**WORK INSTRUCTIONS**:
Each entry below should be given again exactly; the pictures stay out.

(Source data)
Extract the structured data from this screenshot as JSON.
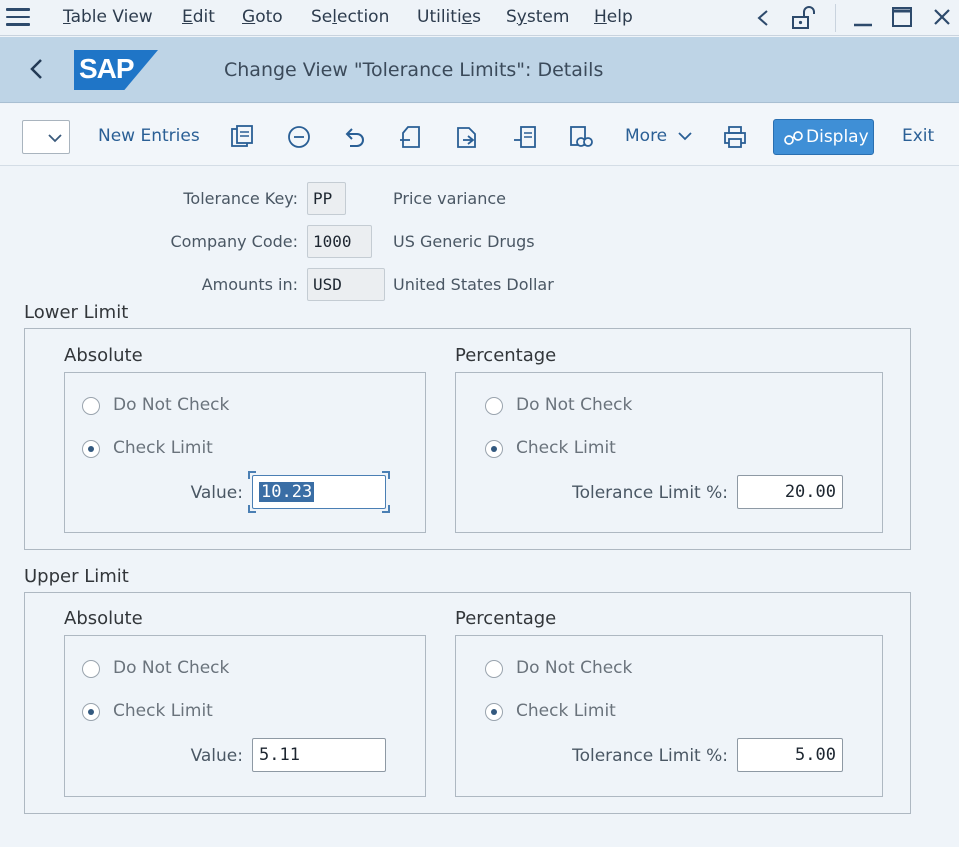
{
  "menubar": {
    "items": [
      {
        "label": "Table View",
        "key": "T"
      },
      {
        "label": "Edit",
        "key": "E"
      },
      {
        "label": "Goto",
        "key": "G"
      },
      {
        "label": "Selection",
        "key": "l"
      },
      {
        "label": "Utilities",
        "key": "e"
      },
      {
        "label": "System",
        "key": "y"
      },
      {
        "label": "Help",
        "key": "H"
      }
    ]
  },
  "titlebar": {
    "logo_text": "SAP",
    "title": "Change View \"Tolerance Limits\": Details"
  },
  "toolbar": {
    "new_entries": "New Entries",
    "more": "More",
    "display": "Display",
    "exit": "Exit"
  },
  "header": {
    "tolerance_key_label": "Tolerance Key:",
    "tolerance_key_value": "PP",
    "tolerance_key_desc": "Price variance",
    "company_code_label": "Company Code:",
    "company_code_value": "1000",
    "company_code_desc": "US Generic Drugs",
    "amounts_label": "Amounts in:",
    "amounts_value": "USD",
    "amounts_desc": "United States Dollar"
  },
  "lower_limit": {
    "title": "Lower Limit",
    "absolute": {
      "title": "Absolute",
      "option_no_check": "Do Not Check",
      "option_check": "Check Limit",
      "selected": "Check Limit",
      "value_label": "Value:",
      "value": "10.23"
    },
    "percentage": {
      "title": "Percentage",
      "option_no_check": "Do Not Check",
      "option_check": "Check Limit",
      "selected": "Check Limit",
      "value_label": "Tolerance Limit %:",
      "value": "20.00"
    }
  },
  "upper_limit": {
    "title": "Upper Limit",
    "absolute": {
      "title": "Absolute",
      "option_no_check": "Do Not Check",
      "option_check": "Check Limit",
      "selected": "Check Limit",
      "value_label": "Value:",
      "value": "5.11"
    },
    "percentage": {
      "title": "Percentage",
      "option_no_check": "Do Not Check",
      "option_check": "Check Limit",
      "selected": "Check Limit",
      "value_label": "Tolerance Limit %:",
      "value": "5.00"
    }
  },
  "colors": {
    "menubar_bg": "#eef3f8",
    "titlebar_bg": "#bed4e6",
    "sap_blue": "#1f75c7",
    "display_button": "#3f8fd6"
  }
}
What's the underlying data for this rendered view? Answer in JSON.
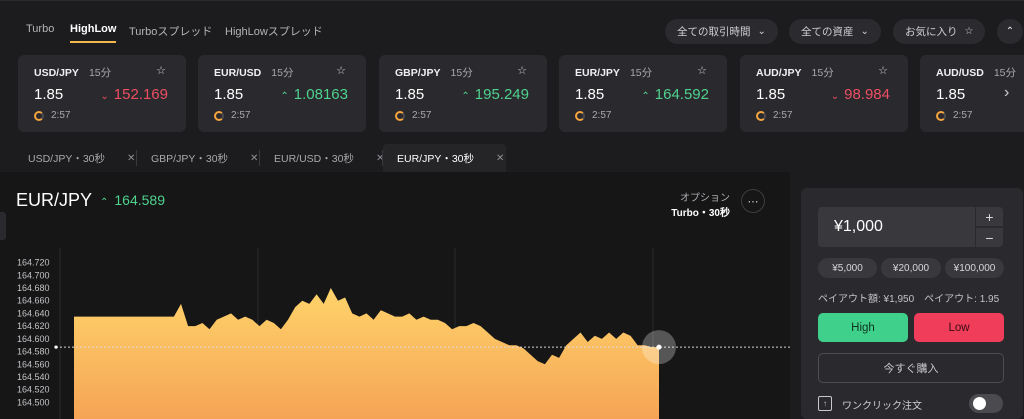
{
  "modes": [
    "Turbo",
    "HighLow",
    "Turboスプレッド",
    "HighLowスプレッド"
  ],
  "active_mode": "HighLow",
  "filters": {
    "time": "全ての取引時間",
    "assets": "全ての資産",
    "favorites": "お気に入り"
  },
  "icons": {
    "dropdown": "chevron-down-icon",
    "star": "star-icon",
    "collapse": "chevron-up-icon",
    "close": "close-icon",
    "next": "chevron-right-icon",
    "more": "more-icon",
    "timer": "timer-ring-icon",
    "oneclick": "one-click-icon"
  },
  "cards": [
    {
      "symbol": "USD/JPY",
      "period": "15分",
      "payout": "1.85",
      "direction": "down",
      "quote": "152.169",
      "timer": "2:57"
    },
    {
      "symbol": "EUR/USD",
      "period": "15分",
      "payout": "1.85",
      "direction": "up",
      "quote": "1.08163",
      "timer": "2:57"
    },
    {
      "symbol": "GBP/JPY",
      "period": "15分",
      "payout": "1.85",
      "direction": "up",
      "quote": "195.249",
      "timer": "2:57"
    },
    {
      "symbol": "EUR/JPY",
      "period": "15分",
      "payout": "1.85",
      "direction": "up",
      "quote": "164.592",
      "timer": "2:57"
    },
    {
      "symbol": "AUD/JPY",
      "period": "15分",
      "payout": "1.85",
      "direction": "down",
      "quote": "98.984",
      "timer": "2:57"
    },
    {
      "symbol": "AUD/USD",
      "period": "15分",
      "payout": "1.85",
      "direction": "",
      "quote": "",
      "timer": "2:57"
    }
  ],
  "chart_tabs": [
    "USD/JPY・30秒",
    "GBP/JPY・30秒",
    "EUR/USD・30秒",
    "EUR/JPY・30秒"
  ],
  "active_chart_tab": 3,
  "main": {
    "pair": "EUR/JPY",
    "direction": "up",
    "quote": "164.589",
    "option_label": "オプション",
    "option_value": "Turbo・30秒"
  },
  "colors": {
    "up": "#4fd28e",
    "down": "#ee4e62",
    "high_button": "#3fd18b",
    "low_button": "#f03e5a",
    "area_top": "#ffd36b",
    "area_bottom": "#f5a455",
    "timer_ring": "#f5a53d"
  },
  "chart_data": {
    "type": "area",
    "y_ticks": [
      "164.720",
      "164.700",
      "164.680",
      "164.660",
      "164.640",
      "164.620",
      "164.600",
      "164.580",
      "164.560",
      "164.540",
      "164.520",
      "164.500"
    ],
    "ylim": [
      164.496,
      164.724
    ],
    "current_price": 164.587,
    "grid": "vertical",
    "y": [
      164.635,
      164.635,
      164.635,
      164.635,
      164.635,
      164.635,
      164.635,
      164.635,
      164.635,
      164.635,
      164.635,
      164.635,
      164.635,
      164.635,
      164.635,
      164.655,
      164.62,
      164.62,
      164.625,
      164.615,
      164.63,
      164.635,
      164.64,
      164.63,
      164.635,
      164.63,
      164.62,
      164.63,
      164.625,
      164.615,
      164.63,
      164.65,
      164.66,
      164.655,
      164.67,
      164.655,
      164.68,
      164.66,
      164.665,
      164.64,
      164.635,
      164.64,
      164.63,
      164.645,
      164.64,
      164.635,
      164.635,
      164.64,
      164.63,
      164.635,
      164.63,
      164.63,
      164.625,
      164.615,
      164.62,
      164.62,
      164.625,
      164.62,
      164.61,
      164.6,
      164.595,
      164.59,
      164.59,
      164.585,
      164.575,
      164.565,
      164.56,
      164.575,
      164.57,
      164.59,
      164.6,
      164.61,
      164.595,
      164.605,
      164.6,
      164.61,
      164.6,
      164.61,
      164.605,
      164.59,
      164.59,
      164.587,
      164.587
    ]
  },
  "trade": {
    "amount": "¥1,000",
    "plus": "+",
    "minus": "−",
    "presets": [
      "¥5,000",
      "¥20,000",
      "¥100,000"
    ],
    "payout_amount": "ペイアウト額: ¥1,950",
    "payout_rate": "ペイアウト: 1.95",
    "high": "High",
    "low": "Low",
    "buy_now": "今すぐ購入",
    "one_click": "ワンクリック注文",
    "one_click_enabled": false
  }
}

**EXERCISE SOLUTION**:
Extract the structured data from this screenshot as JSON.
{
  "menubar": {
    "items": [
      {
        "label": "Table View",
        "key": "T"
      },
      {
        "label": "Edit",
        "key": "E"
      },
      {
        "label": "Goto",
        "key": "G"
      },
      {
        "label": "Selection",
        "key": "l"
      },
      {
        "label": "Utilities",
        "key": "e"
      },
      {
        "label": "System",
        "key": "y"
      },
      {
        "label": "Help",
        "key": "H"
      }
    ]
  },
  "titlebar": {
    "logo_text": "SAP",
    "title": "Change View \"Tolerance Limits\": Details"
  },
  "toolbar": {
    "new_entries": "New Entries",
    "more": "More",
    "display": "Display",
    "exit": "Exit"
  },
  "header": {
    "tolerance_key_label": "Tolerance Key:",
    "tolerance_key_value": "PP",
    "tolerance_key_desc": "Price variance",
    "company_code_label": "Company Code:",
    "company_code_value": "1000",
    "company_code_desc": "US Generic Drugs",
    "amounts_label": "Amounts in:",
    "amounts_value": "USD",
    "amounts_desc": "United States Dollar"
  },
  "lower_limit": {
    "title": "Lower Limit",
    "absolute": {
      "title": "Absolute",
      "option_no_check": "Do Not Check",
      "option_check": "Check Limit",
      "selected": "Check Limit",
      "value_label": "Value:",
      "value": "10.23"
    },
    "percentage": {
      "title": "Percentage",
      "option_no_check": "Do Not Check",
      "option_check": "Check Limit",
      "selected": "Check Limit",
      "value_label": "Tolerance Limit %:",
      "value": "20.00"
    }
  },
  "upper_limit": {
    "title": "Upper Limit",
    "absolute": {
      "title": "Absolute",
      "option_no_check": "Do Not Check",
      "option_check": "Check Limit",
      "selected": "Check Limit",
      "value_label": "Value:",
      "value": "5.11"
    },
    "percentage": {
      "title": "Percentage",
      "option_no_check": "Do Not Check",
      "option_check": "Check Limit",
      "selected": "Check Limit",
      "value_label": "Tolerance Limit %:",
      "value": "5.00"
    }
  },
  "colors": {
    "menubar_bg": "#eef3f8",
    "titlebar_bg": "#bed4e6",
    "sap_blue": "#1f75c7",
    "display_button": "#3f8fd6"
  }
}
What's the underlying data for this rendered view? Answer in JSON.
{
  "modes": [
    "Turbo",
    "HighLow",
    "Turboスプレッド",
    "HighLowスプレッド"
  ],
  "active_mode": "HighLow",
  "filters": {
    "time": "全ての取引時間",
    "assets": "全ての資産",
    "favorites": "お気に入り"
  },
  "icons": {
    "dropdown": "chevron-down-icon",
    "star": "star-icon",
    "collapse": "chevron-up-icon",
    "close": "close-icon",
    "next": "chevron-right-icon",
    "more": "more-icon",
    "timer": "timer-ring-icon",
    "oneclick": "one-click-icon"
  },
  "cards": [
    {
      "symbol": "USD/JPY",
      "period": "15分",
      "payout": "1.85",
      "direction": "down",
      "quote": "152.169",
      "timer": "2:57"
    },
    {
      "symbol": "EUR/USD",
      "period": "15分",
      "payout": "1.85",
      "direction": "up",
      "quote": "1.08163",
      "timer": "2:57"
    },
    {
      "symbol": "GBP/JPY",
      "period": "15分",
      "payout": "1.85",
      "direction": "up",
      "quote": "195.249",
      "timer": "2:57"
    },
    {
      "symbol": "EUR/JPY",
      "period": "15分",
      "payout": "1.85",
      "direction": "up",
      "quote": "164.592",
      "timer": "2:57"
    },
    {
      "symbol": "AUD/JPY",
      "period": "15分",
      "payout": "1.85",
      "direction": "down",
      "quote": "98.984",
      "timer": "2:57"
    },
    {
      "symbol": "AUD/USD",
      "period": "15分",
      "payout": "1.85",
      "direction": "",
      "quote": "",
      "timer": "2:57"
    }
  ],
  "chart_tabs": [
    "USD/JPY・30秒",
    "GBP/JPY・30秒",
    "EUR/USD・30秒",
    "EUR/JPY・30秒"
  ],
  "active_chart_tab": 3,
  "main": {
    "pair": "EUR/JPY",
    "direction": "up",
    "quote": "164.589",
    "option_label": "オプション",
    "option_value": "Turbo・30秒"
  },
  "colors": {
    "up": "#4fd28e",
    "down": "#ee4e62",
    "high_button": "#3fd18b",
    "low_button": "#f03e5a",
    "area_top": "#ffd36b",
    "area_bottom": "#f5a455",
    "timer_ring": "#f5a53d"
  },
  "chart_data": {
    "type": "area",
    "y_ticks": [
      "164.720",
      "164.700",
      "164.680",
      "164.660",
      "164.640",
      "164.620",
      "164.600",
      "164.580",
      "164.560",
      "164.540",
      "164.520",
      "164.500"
    ],
    "ylim": [
      164.496,
      164.724
    ],
    "current_price": 164.587,
    "grid": "vertical",
    "y": [
      164.635,
      164.635,
      164.635,
      164.635,
      164.635,
      164.635,
      164.635,
      164.635,
      164.635,
      164.635,
      164.635,
      164.635,
      164.635,
      164.635,
      164.635,
      164.655,
      164.62,
      164.62,
      164.625,
      164.615,
      164.63,
      164.635,
      164.64,
      164.63,
      164.635,
      164.63,
      164.62,
      164.63,
      164.625,
      164.615,
      164.63,
      164.65,
      164.66,
      164.655,
      164.67,
      164.655,
      164.68,
      164.66,
      164.665,
      164.64,
      164.635,
      164.64,
      164.63,
      164.645,
      164.64,
      164.635,
      164.635,
      164.64,
      164.63,
      164.635,
      164.63,
      164.63,
      164.625,
      164.615,
      164.62,
      164.62,
      164.625,
      164.62,
      164.61,
      164.6,
      164.595,
      164.59,
      164.59,
      164.585,
      164.575,
      164.565,
      164.56,
      164.575,
      164.57,
      164.59,
      164.6,
      164.61,
      164.595,
      164.605,
      164.6,
      164.61,
      164.6,
      164.61,
      164.605,
      164.59,
      164.59,
      164.587,
      164.587
    ]
  },
  "trade": {
    "amount": "¥1,000",
    "plus": "+",
    "minus": "−",
    "presets": [
      "¥5,000",
      "¥20,000",
      "¥100,000"
    ],
    "payout_amount": "ペイアウト額: ¥1,950",
    "payout_rate": "ペイアウト: 1.95",
    "high": "High",
    "low": "Low",
    "buy_now": "今すぐ購入",
    "one_click": "ワンクリック注文",
    "one_click_enabled": false
  }
}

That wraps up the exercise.